Financial players have become convinced in recent months that the oil price will rise. And so far, this has been a self-fulfilling prophecy. Their buying has led to oil being stored all over the world – in tankers floating at sea and in shale oil wells, as well as in storage tanks.
Unsurprisingly, prices have rallied as all this product was being taken off the market. But whilst it easy to buy oil in an over-supplied market, the buyers now face the more difficult task of trying to resell it at a profit as we move into the seasonally weaker months of Q3.
The chart above from the Wall Street Journal shows how the volume of oil in floating storage more than trebled between January – May, and is still more than twice the earlier level.

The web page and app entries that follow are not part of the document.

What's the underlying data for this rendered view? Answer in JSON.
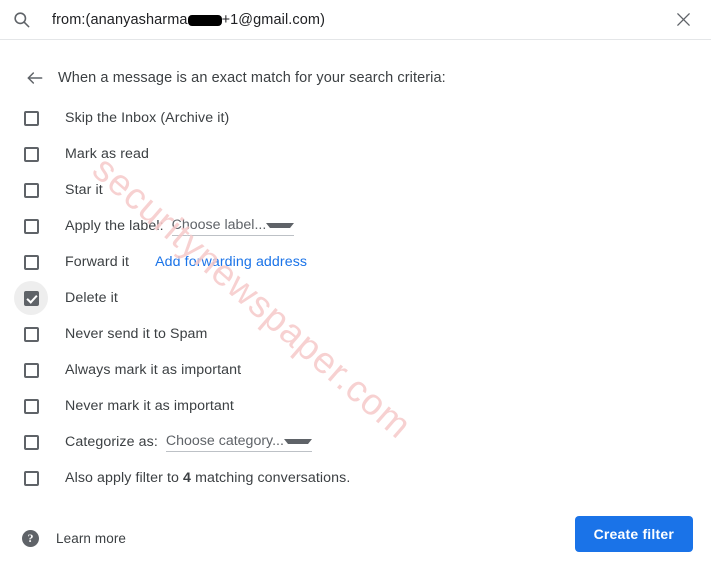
{
  "search": {
    "icon": "search-icon",
    "value_prefix": "from:(ananyasharma",
    "value_suffix": "+1@gmail.com)",
    "redacted": true,
    "close_icon": "close-icon"
  },
  "header": {
    "back_icon": "arrow-left-icon",
    "criteria_text": "When a message is an exact match for your search criteria:"
  },
  "options": [
    {
      "label": "Skip the Inbox (Archive it)",
      "checked": false,
      "name": "skip-inbox"
    },
    {
      "label": "Mark as read",
      "checked": false,
      "name": "mark-as-read"
    },
    {
      "label": "Star it",
      "checked": false,
      "name": "star-it"
    },
    {
      "label": "Apply the label:",
      "checked": false,
      "name": "apply-label",
      "dropdown": "Choose label..."
    },
    {
      "label": "Forward it",
      "checked": false,
      "name": "forward-it",
      "link": "Add forwarding address"
    },
    {
      "label": "Delete it",
      "checked": true,
      "name": "delete-it"
    },
    {
      "label": "Never send it to Spam",
      "checked": false,
      "name": "never-spam"
    },
    {
      "label": "Always mark it as important",
      "checked": false,
      "name": "always-important"
    },
    {
      "label": "Never mark it as important",
      "checked": false,
      "name": "never-important"
    },
    {
      "label": "Categorize as:",
      "checked": false,
      "name": "categorize-as",
      "dropdown": "Choose category..."
    },
    {
      "label_pre": "Also apply filter to ",
      "label_bold": "4",
      "label_post": " matching conversations.",
      "checked": false,
      "name": "also-apply-filter"
    }
  ],
  "footer": {
    "help_icon": "help-icon",
    "help_glyph": "?",
    "learn_more": "Learn more",
    "create_filter": "Create filter"
  },
  "watermark": {
    "text": "securitynewspaper.com"
  },
  "colors": {
    "accent_blue": "#1a73e8",
    "link_blue": "#1a73e8",
    "text_primary": "#3c4043",
    "text_secondary": "#5f6368",
    "checkbox_border": "#5f6368",
    "watermark": "#f6c9c9"
  }
}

The volume comes from traders taking advantage of the difference between current and future prices (the contango) to buy today and sell to hedge funds and other financial buyers at a guaranteed profit in the future.
But Iran has also been storing oil on ships, to release on world markets if sanctions are lifted following a deal on the nuclear issue, perhaps in the next few weeks
In addition, of course, there is the record volume of oil inventory in the US, as I discussed last week. Plus US shale producers have drilled 3000 wells in preparation to pump up to 1.3mbbls/day of oil once prices have moved higher.
And in Europe, as the second WSJ chart shows, oil storage has hit a record level of 61mbbls.
And finally, recent months have seen strong buying by China to fill its strategic petroleum reserve. It had decided to raise the reserve to 100 days of normal demand. But as a Sinopec executive told Reuters back in March this programme will soon be complete.
It clearly makes no sense for prices to rise on such artificial/temporary types of demand, when the International Energy Agency suggests surplus production is currently running at 2mb/day.
The problem is the record amounts of money that have gone into commodity hedge funds. This has fallen slightly from the $80bn peak seen in 2013, but still stands at $69bn today. And, of course, $69bn buys a lot more oil today than it did when prices were at $100/bbl in 2013.
These mounting surpluses are making life more and more difficult for producers in Europe and W Africa. As I noted last year, Nigeria has lost its entire export market to the US, worth 1.3mb/day, and is instead having to send its oil all the way to Asia. Now N Sea producers are facing the same problem, with tankers carrying the equivalent of a week’s consumption by the UK now heading to Asia instead.
Of course, as the saying goes, “money talks”. So as long as financial players keep buying in financial markets, oil supplies will keep increasing. But unused oil can’t keep being held in storage forever. Eventually the fundamentals of supply/demand balances will cause prices to fall back to historical levels of $30/bbl or lower.
We cannot know what might be the catalyst for this development. Perhaps it will be a panic over Greece, or an Iranian agreement, or something else entirely. But barring geopolitical upset, it is not a question of “if”, but of “when”.